**What needs to be done**.
Search the entries below for "sort". Report each line where it occurs.

**Extracted records**.
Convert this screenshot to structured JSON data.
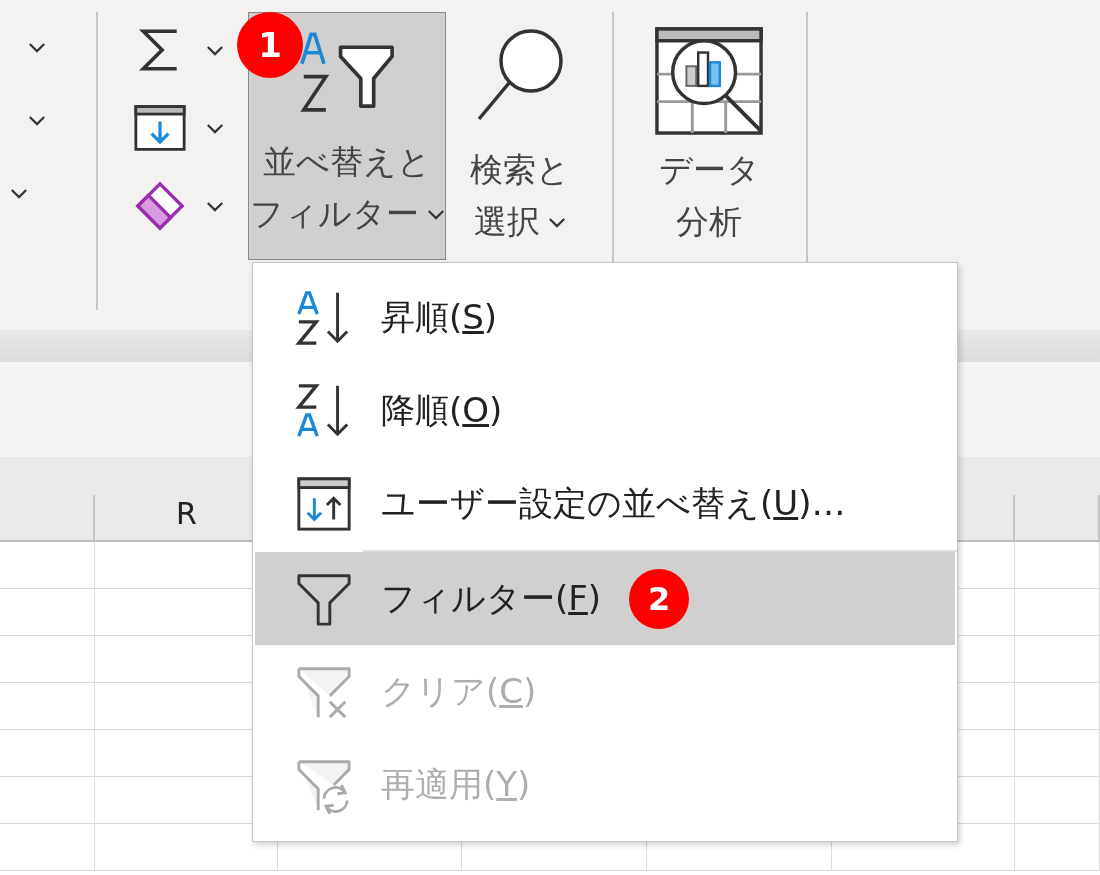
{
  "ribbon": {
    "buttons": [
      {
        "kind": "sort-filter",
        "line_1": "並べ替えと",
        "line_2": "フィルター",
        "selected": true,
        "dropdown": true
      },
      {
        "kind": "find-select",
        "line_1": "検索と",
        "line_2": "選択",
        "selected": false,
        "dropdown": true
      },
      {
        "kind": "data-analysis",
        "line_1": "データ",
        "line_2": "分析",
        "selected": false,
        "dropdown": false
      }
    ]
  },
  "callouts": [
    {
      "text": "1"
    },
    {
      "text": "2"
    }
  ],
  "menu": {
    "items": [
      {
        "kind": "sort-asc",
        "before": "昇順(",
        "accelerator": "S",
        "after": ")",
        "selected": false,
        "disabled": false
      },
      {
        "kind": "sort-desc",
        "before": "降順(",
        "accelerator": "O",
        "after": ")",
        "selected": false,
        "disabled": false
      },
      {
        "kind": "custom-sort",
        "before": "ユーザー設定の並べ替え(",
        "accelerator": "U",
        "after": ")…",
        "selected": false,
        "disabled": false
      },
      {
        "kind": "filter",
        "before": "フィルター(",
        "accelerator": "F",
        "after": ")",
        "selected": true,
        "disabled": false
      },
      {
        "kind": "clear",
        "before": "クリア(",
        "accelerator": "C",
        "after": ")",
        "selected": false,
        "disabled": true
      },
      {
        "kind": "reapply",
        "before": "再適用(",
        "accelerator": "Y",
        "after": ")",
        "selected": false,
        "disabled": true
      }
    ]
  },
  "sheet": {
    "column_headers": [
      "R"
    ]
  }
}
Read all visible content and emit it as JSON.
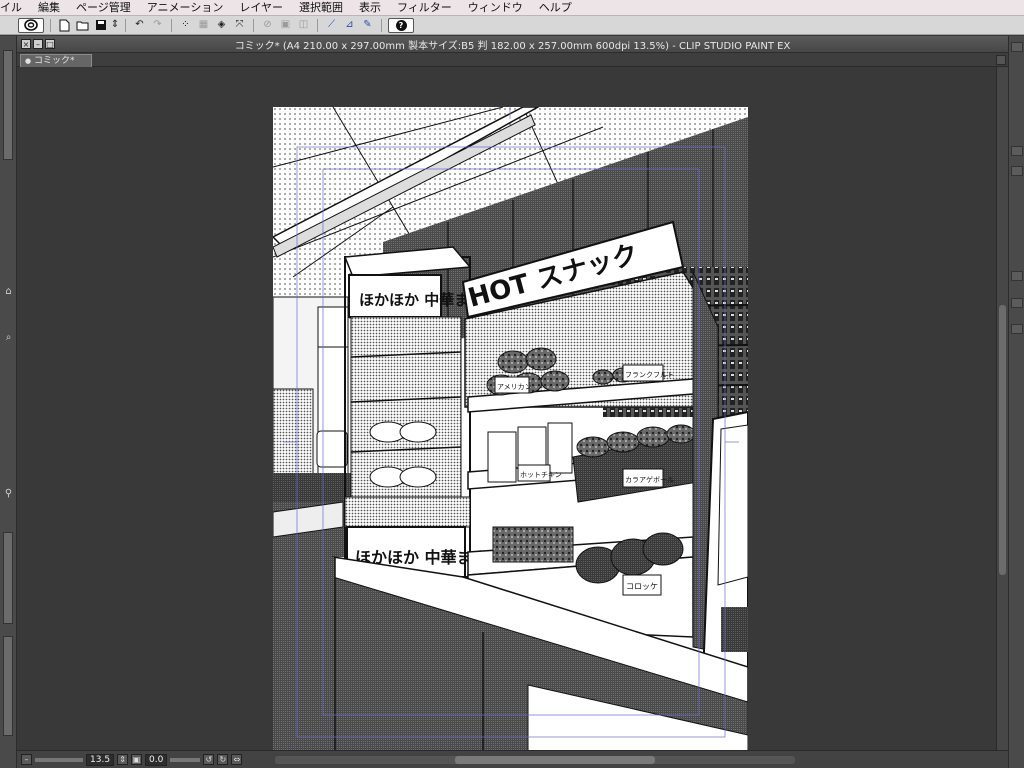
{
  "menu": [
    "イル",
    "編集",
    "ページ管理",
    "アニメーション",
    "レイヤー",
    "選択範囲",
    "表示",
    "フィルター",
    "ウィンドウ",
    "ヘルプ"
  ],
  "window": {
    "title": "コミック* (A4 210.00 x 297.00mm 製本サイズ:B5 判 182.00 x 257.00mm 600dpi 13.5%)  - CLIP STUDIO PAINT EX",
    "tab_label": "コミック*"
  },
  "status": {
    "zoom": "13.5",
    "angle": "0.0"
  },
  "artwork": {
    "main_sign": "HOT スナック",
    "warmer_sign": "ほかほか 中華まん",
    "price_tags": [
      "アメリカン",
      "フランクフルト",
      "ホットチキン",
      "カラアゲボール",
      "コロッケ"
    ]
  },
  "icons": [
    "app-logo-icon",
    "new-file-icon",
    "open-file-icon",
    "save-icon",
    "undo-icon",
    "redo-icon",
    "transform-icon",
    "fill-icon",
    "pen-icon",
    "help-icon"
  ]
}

**Written solution**.
        "kind": "sort-filter",
        "kind": "sort-asc",
        "kind": "sort-desc",
        "kind": "custom-sort",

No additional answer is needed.